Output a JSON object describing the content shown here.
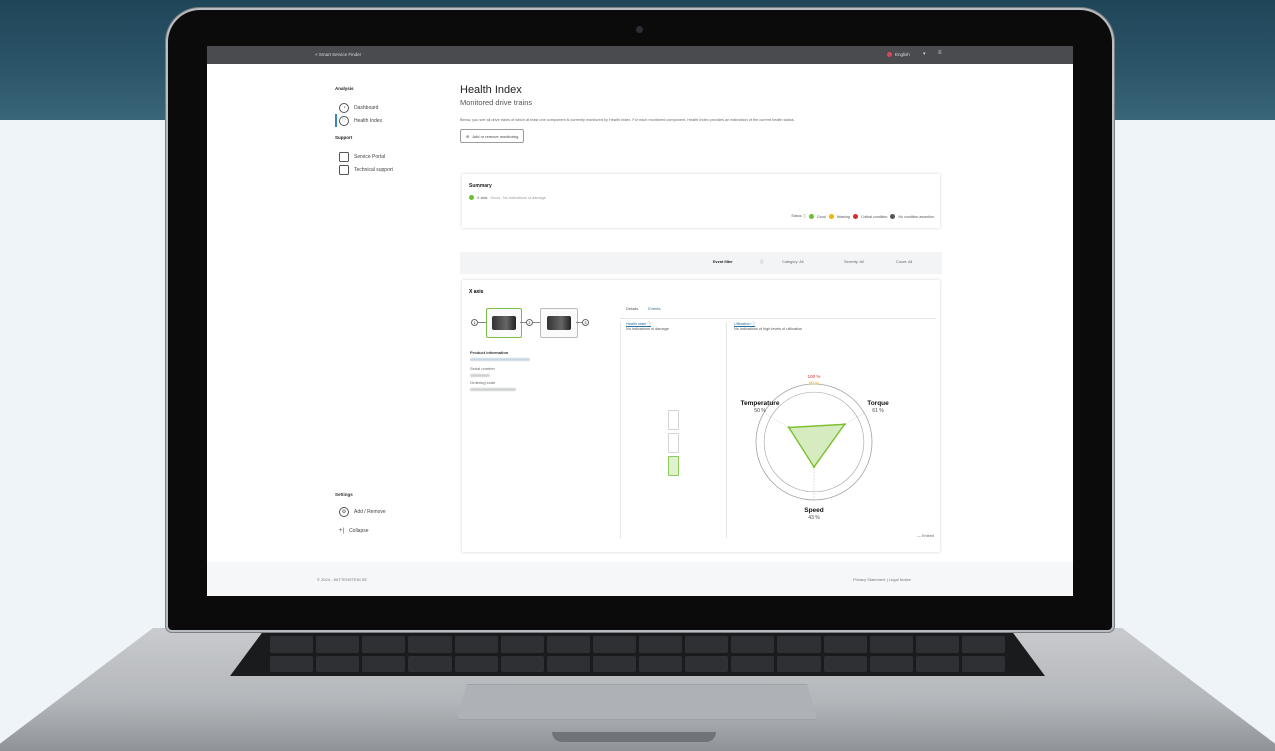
{
  "app": {
    "back_label": "< Smart Service Finder",
    "language": "English",
    "menu_glyph": "≡"
  },
  "sidebar": {
    "analysis_title": "Analysis",
    "items": [
      {
        "label": "Dashboard",
        "icon": "gauge-icon"
      },
      {
        "label": "Health Index",
        "icon": "heart-icon"
      }
    ],
    "support_title": "Support",
    "support_items": [
      {
        "label": "Service Portal",
        "icon": "portal-icon"
      },
      {
        "label": "Technical support",
        "icon": "support-icon"
      }
    ],
    "settings_title": "Settings",
    "settings_items": [
      {
        "label": "Add / Remove",
        "icon": "gear-icon"
      },
      {
        "label": "Collapse",
        "icon": "collapse-icon"
      }
    ]
  },
  "main": {
    "title": "Health Index",
    "subtitle": "Monitored drive trains",
    "description": "Below, you see all drive trains of which at least one component is currently monitored by Health Index. For each monitored component, Health Index provides an estimation of the current health status.",
    "add_button": "Add or remove monitoring"
  },
  "summary": {
    "heading": "Summary",
    "axis_label": "X axis",
    "axis_status": "Good - No indications of damage",
    "status_label": "Status ⓘ",
    "legend": [
      {
        "label": "Good",
        "color": "#6bbf2f"
      },
      {
        "label": "Warning",
        "color": "#f2b705"
      },
      {
        "label": "Critical condition",
        "color": "#d72d2d"
      },
      {
        "label": "No condition assertion",
        "color": "#555555"
      }
    ]
  },
  "filters": {
    "event_filter": "Event filter",
    "category": "Category: All",
    "severity": "Severity: All",
    "count": "Count: All"
  },
  "axis": {
    "heading": "X axis",
    "nodes": [
      "1",
      "2",
      "3"
    ],
    "product_info_title": "Product information",
    "serial_label": "Serial number",
    "ordering_label": "Ordering code",
    "tabs": [
      {
        "label": "Details"
      },
      {
        "label": "Events"
      }
    ],
    "health_state_label": "Health state ⓘ",
    "health_state_value": "No indications of damage",
    "utilization_label": "Utilization ⓘ",
    "utilization_value": "No indications of high levels of utilization",
    "embed_label": "— Embed"
  },
  "chart_data": {
    "type": "radar",
    "axes": [
      "Temperature",
      "Torque",
      "Speed"
    ],
    "values": [
      50,
      61,
      43
    ],
    "value_labels": [
      "50 %",
      "61 %",
      "43 %"
    ],
    "max_label": "100 %",
    "warn_label": "80 %",
    "colors": {
      "fill": "#d6ebc0",
      "stroke": "#7cbf2f",
      "max": "#d72d2d",
      "warn": "#f2b705"
    }
  },
  "footer": {
    "copyright": "© 2024 - WITTENSTEIN SE",
    "privacy": "Privacy Statement",
    "separator": "|",
    "legal": "Legal Notice"
  }
}
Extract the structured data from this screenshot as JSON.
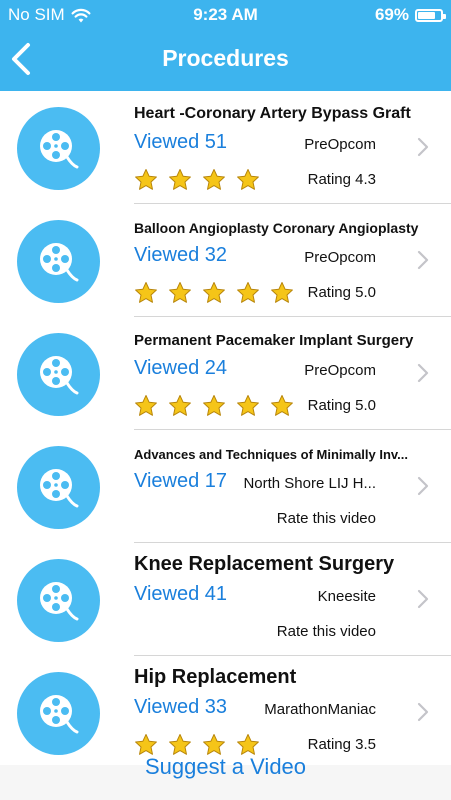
{
  "status_bar": {
    "carrier": "No SIM",
    "time": "9:23 AM",
    "battery": "69%",
    "battery_level": 0.69
  },
  "nav": {
    "title": "Procedures",
    "back_icon": "chevron-left-icon"
  },
  "colors": {
    "accent": "#3db4ee",
    "link": "#1a7fdc",
    "thumb": "#4bbcf2",
    "star": "#f5c518"
  },
  "procedures": [
    {
      "title": "Heart -Coronary Artery Bypass Graft",
      "views": "Viewed 51",
      "source": "PreOpcom",
      "stars": 4,
      "rating": "Rating 4.3",
      "rate_prompt": ""
    },
    {
      "title": "Balloon Angioplasty Coronary Angioplasty",
      "views": "Viewed 32",
      "source": "PreOpcom",
      "stars": 5,
      "rating": "Rating 5.0",
      "rate_prompt": ""
    },
    {
      "title": "Permanent Pacemaker Implant Surgery",
      "views": "Viewed 24",
      "source": "PreOpcom",
      "stars": 5,
      "rating": "Rating 5.0",
      "rate_prompt": ""
    },
    {
      "title": "Advances and Techniques of Minimally Inv...",
      "views": "Viewed 17",
      "source": "North Shore LIJ H...",
      "stars": 0,
      "rating": "",
      "rate_prompt": "Rate this video"
    },
    {
      "title": "Knee Replacement Surgery",
      "views": "Viewed 41",
      "source": "Kneesite",
      "stars": 0,
      "rating": "",
      "rate_prompt": "Rate this video"
    },
    {
      "title": "Hip Replacement",
      "views": "Viewed 33",
      "source": "MarathonManiac",
      "stars": 4,
      "rating": "Rating 3.5",
      "rate_prompt": ""
    }
  ],
  "footer": {
    "suggest_label": "Suggest a Video"
  }
}
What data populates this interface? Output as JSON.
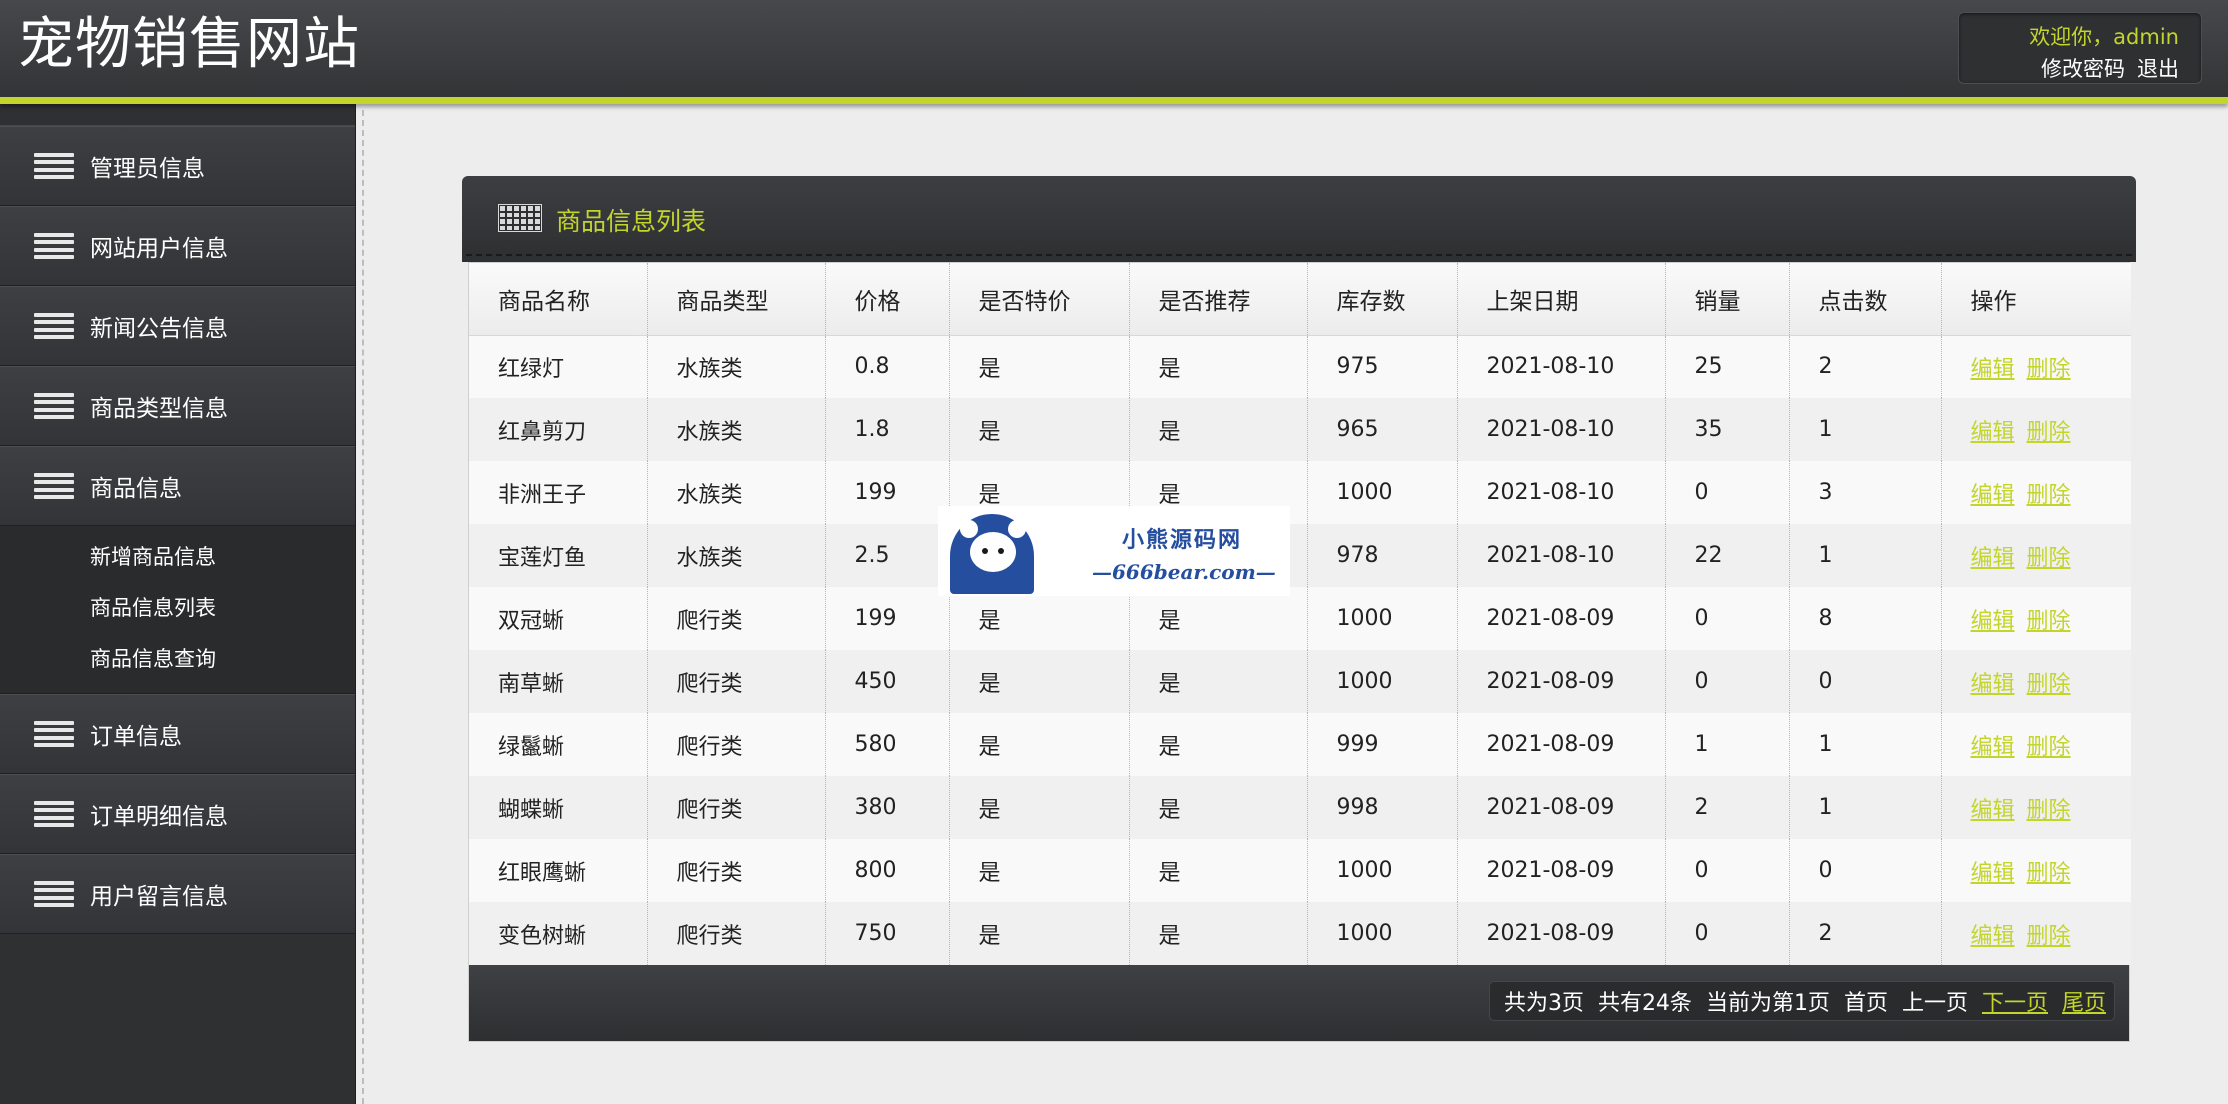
{
  "header": {
    "site_title": "宠物销售网站",
    "welcome": "欢迎你，admin",
    "change_password": "修改密码",
    "logout": "退出"
  },
  "sidebar": {
    "items": [
      {
        "label": "管理员信息",
        "icon": "menu-lines-icon"
      },
      {
        "label": "网站用户信息",
        "icon": "menu-lines-icon"
      },
      {
        "label": "新闻公告信息",
        "icon": "menu-lines-icon"
      },
      {
        "label": "商品类型信息",
        "icon": "menu-lines-icon"
      },
      {
        "label": "商品信息",
        "icon": "menu-lines-icon"
      },
      {
        "label": "订单信息",
        "icon": "menu-lines-icon"
      },
      {
        "label": "订单明细信息",
        "icon": "menu-lines-icon"
      },
      {
        "label": "用户留言信息",
        "icon": "menu-lines-icon"
      }
    ],
    "submenu": [
      "新增商品信息",
      "商品信息列表",
      "商品信息查询"
    ]
  },
  "panel": {
    "title": "商品信息列表",
    "icon": "grid-table-icon"
  },
  "table": {
    "columns": [
      "商品名称",
      "商品类型",
      "价格",
      "是否特价",
      "是否推荐",
      "库存数",
      "上架日期",
      "销量",
      "点击数",
      "操作"
    ],
    "rows": [
      [
        "红绿灯",
        "水族类",
        "0.8",
        "是",
        "是",
        "975",
        "2021-08-10",
        "25",
        "2"
      ],
      [
        "红鼻剪刀",
        "水族类",
        "1.8",
        "是",
        "是",
        "965",
        "2021-08-10",
        "35",
        "1"
      ],
      [
        "非洲王子",
        "水族类",
        "199",
        "是",
        "是",
        "1000",
        "2021-08-10",
        "0",
        "3"
      ],
      [
        "宝莲灯鱼",
        "水族类",
        "2.5",
        "",
        "",
        "978",
        "2021-08-10",
        "22",
        "1"
      ],
      [
        "双冠蜥",
        "爬行类",
        "199",
        "是",
        "是",
        "1000",
        "2021-08-09",
        "0",
        "8"
      ],
      [
        "南草蜥",
        "爬行类",
        "450",
        "是",
        "是",
        "1000",
        "2021-08-09",
        "0",
        "0"
      ],
      [
        "绿鬣蜥",
        "爬行类",
        "580",
        "是",
        "是",
        "999",
        "2021-08-09",
        "1",
        "1"
      ],
      [
        "蝴蝶蜥",
        "爬行类",
        "380",
        "是",
        "是",
        "998",
        "2021-08-09",
        "2",
        "1"
      ],
      [
        "红眼鹰蜥",
        "爬行类",
        "800",
        "是",
        "是",
        "1000",
        "2021-08-09",
        "0",
        "0"
      ],
      [
        "变色树蜥",
        "爬行类",
        "750",
        "是",
        "是",
        "1000",
        "2021-08-09",
        "0",
        "2"
      ]
    ],
    "edit_label": "编辑",
    "delete_label": "删除"
  },
  "pager": {
    "total_pages": "共为3页",
    "total_records": "共有24条",
    "current_page": "当前为第1页",
    "first": "首页",
    "prev": "上一页",
    "next": "下一页",
    "last": "尾页"
  },
  "watermark": {
    "line1": "小熊源码网",
    "line2": "—666bear.com—"
  },
  "colors": {
    "accent": "#c3d52b",
    "header_bg": "#3a3b3e",
    "sidebar_bg": "#2f3032",
    "watermark_blue": "#254e9f"
  }
}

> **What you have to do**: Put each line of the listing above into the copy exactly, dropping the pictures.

> **Response**:
Output a JSON object describing the content shown here.
{
  "app": {
    "back_label": "< Smart Service Finder",
    "language": "English",
    "menu_glyph": "≡"
  },
  "sidebar": {
    "analysis_title": "Analysis",
    "items": [
      {
        "label": "Dashboard",
        "icon": "gauge-icon"
      },
      {
        "label": "Health Index",
        "icon": "heart-icon"
      }
    ],
    "support_title": "Support",
    "support_items": [
      {
        "label": "Service Portal",
        "icon": "portal-icon"
      },
      {
        "label": "Technical support",
        "icon": "support-icon"
      }
    ],
    "settings_title": "Settings",
    "settings_items": [
      {
        "label": "Add / Remove",
        "icon": "gear-icon"
      },
      {
        "label": "Collapse",
        "icon": "collapse-icon"
      }
    ]
  },
  "main": {
    "title": "Health Index",
    "subtitle": "Monitored drive trains",
    "description": "Below, you see all drive trains of which at least one component is currently monitored by Health Index. For each monitored component, Health Index provides an estimation of the current health status.",
    "add_button": "Add or remove monitoring"
  },
  "summary": {
    "heading": "Summary",
    "axis_label": "X axis",
    "axis_status": "Good - No indications of damage",
    "status_label": "Status ⓘ",
    "legend": [
      {
        "label": "Good",
        "color": "#6bbf2f"
      },
      {
        "label": "Warning",
        "color": "#f2b705"
      },
      {
        "label": "Critical condition",
        "color": "#d72d2d"
      },
      {
        "label": "No condition assertion",
        "color": "#555555"
      }
    ]
  },
  "filters": {
    "event_filter": "Event filter",
    "category": "Category: All",
    "severity": "Severity: All",
    "count": "Count: All"
  },
  "axis": {
    "heading": "X axis",
    "nodes": [
      "1",
      "2",
      "3"
    ],
    "product_info_title": "Product information",
    "serial_label": "Serial number",
    "ordering_label": "Ordering code",
    "tabs": [
      {
        "label": "Details"
      },
      {
        "label": "Events"
      }
    ],
    "health_state_label": "Health state ⓘ",
    "health_state_value": "No indications of damage",
    "utilization_label": "Utilization ⓘ",
    "utilization_value": "No indications of high levels of utilization",
    "embed_label": "— Embed"
  },
  "chart_data": {
    "type": "radar",
    "axes": [
      "Temperature",
      "Torque",
      "Speed"
    ],
    "values": [
      50,
      61,
      43
    ],
    "value_labels": [
      "50 %",
      "61 %",
      "43 %"
    ],
    "max_label": "100 %",
    "warn_label": "80 %",
    "colors": {
      "fill": "#d6ebc0",
      "stroke": "#7cbf2f",
      "max": "#d72d2d",
      "warn": "#f2b705"
    }
  },
  "footer": {
    "copyright": "© 2024 - WITTENSTEIN SE",
    "privacy": "Privacy Statement",
    "separator": "|",
    "legal": "Legal Notice"
  }
}
Extract the structured data from this screenshot as JSON.
{
  "status_bar": {
    "carrier": "No SIM",
    "time": "9:23 AM",
    "battery": "69%",
    "battery_level": 0.69
  },
  "nav": {
    "title": "Procedures",
    "back_icon": "chevron-left-icon"
  },
  "colors": {
    "accent": "#3db4ee",
    "link": "#1a7fdc",
    "thumb": "#4bbcf2",
    "star": "#f5c518"
  },
  "procedures": [
    {
      "title": "Heart -Coronary Artery Bypass Graft",
      "views": "Viewed 51",
      "source": "PreOpcom",
      "stars": 4,
      "rating": "Rating 4.3",
      "rate_prompt": ""
    },
    {
      "title": "Balloon Angioplasty Coronary Angioplasty",
      "views": "Viewed 32",
      "source": "PreOpcom",
      "stars": 5,
      "rating": "Rating 5.0",
      "rate_prompt": ""
    },
    {
      "title": "Permanent Pacemaker Implant Surgery",
      "views": "Viewed 24",
      "source": "PreOpcom",
      "stars": 5,
      "rating": "Rating 5.0",
      "rate_prompt": ""
    },
    {
      "title": "Advances and Techniques of Minimally Inv...",
      "views": "Viewed 17",
      "source": "North Shore LIJ H...",
      "stars": 0,
      "rating": "",
      "rate_prompt": "Rate this video"
    },
    {
      "title": "Knee Replacement Surgery",
      "views": "Viewed 41",
      "source": "Kneesite",
      "stars": 0,
      "rating": "",
      "rate_prompt": "Rate this video"
    },
    {
      "title": "Hip Replacement",
      "views": "Viewed 33",
      "source": "MarathonManiac",
      "stars": 4,
      "rating": "Rating 3.5",
      "rate_prompt": ""
    }
  ],
  "footer": {
    "suggest_label": "Suggest a Video"
  }
}
What data populates this interface? Output as JSON.
{
  "header": {
    "site_title": "宠物销售网站",
    "welcome": "欢迎你，admin",
    "change_password": "修改密码",
    "logout": "退出"
  },
  "sidebar": {
    "items": [
      {
        "label": "管理员信息",
        "icon": "menu-lines-icon"
      },
      {
        "label": "网站用户信息",
        "icon": "menu-lines-icon"
      },
      {
        "label": "新闻公告信息",
        "icon": "menu-lines-icon"
      },
      {
        "label": "商品类型信息",
        "icon": "menu-lines-icon"
      },
      {
        "label": "商品信息",
        "icon": "menu-lines-icon"
      },
      {
        "label": "订单信息",
        "icon": "menu-lines-icon"
      },
      {
        "label": "订单明细信息",
        "icon": "menu-lines-icon"
      },
      {
        "label": "用户留言信息",
        "icon": "menu-lines-icon"
      }
    ],
    "submenu": [
      "新增商品信息",
      "商品信息列表",
      "商品信息查询"
    ]
  },
  "panel": {
    "title": "商品信息列表",
    "icon": "grid-table-icon"
  },
  "table": {
    "columns": [
      "商品名称",
      "商品类型",
      "价格",
      "是否特价",
      "是否推荐",
      "库存数",
      "上架日期",
      "销量",
      "点击数",
      "操作"
    ],
    "rows": [
      [
        "红绿灯",
        "水族类",
        "0.8",
        "是",
        "是",
        "975",
        "2021-08-10",
        "25",
        "2"
      ],
      [
        "红鼻剪刀",
        "水族类",
        "1.8",
        "是",
        "是",
        "965",
        "2021-08-10",
        "35",
        "1"
      ],
      [
        "非洲王子",
        "水族类",
        "199",
        "是",
        "是",
        "1000",
        "2021-08-10",
        "0",
        "3"
      ],
      [
        "宝莲灯鱼",
        "水族类",
        "2.5",
        "",
        "",
        "978",
        "2021-08-10",
        "22",
        "1"
      ],
      [
        "双冠蜥",
        "爬行类",
        "199",
        "是",
        "是",
        "1000",
        "2021-08-09",
        "0",
        "8"
      ],
      [
        "南草蜥",
        "爬行类",
        "450",
        "是",
        "是",
        "1000",
        "2021-08-09",
        "0",
        "0"
      ],
      [
        "绿鬣蜥",
        "爬行类",
        "580",
        "是",
        "是",
        "999",
        "2021-08-09",
        "1",
        "1"
      ],
      [
        "蝴蝶蜥",
        "爬行类",
        "380",
        "是",
        "是",
        "998",
        "2021-08-09",
        "2",
        "1"
      ],
      [
        "红眼鹰蜥",
        "爬行类",
        "800",
        "是",
        "是",
        "1000",
        "2021-08-09",
        "0",
        "0"
      ],
      [
        "变色树蜥",
        "爬行类",
        "750",
        "是",
        "是",
        "1000",
        "2021-08-09",
        "0",
        "2"
      ]
    ],
    "edit_label": "编辑",
    "delete_label": "删除"
  },
  "pager": {
    "total_pages": "共为3页",
    "total_records": "共有24条",
    "current_page": "当前为第1页",
    "first": "首页",
    "prev": "上一页",
    "next": "下一页",
    "last": "尾页"
  },
  "watermark": {
    "line1": "小熊源码网",
    "line2": "—666bear.com—"
  },
  "colors": {
    "accent": "#c3d52b",
    "header_bg": "#3a3b3e",
    "sidebar_bg": "#2f3032",
    "watermark_blue": "#254e9f"
  }
}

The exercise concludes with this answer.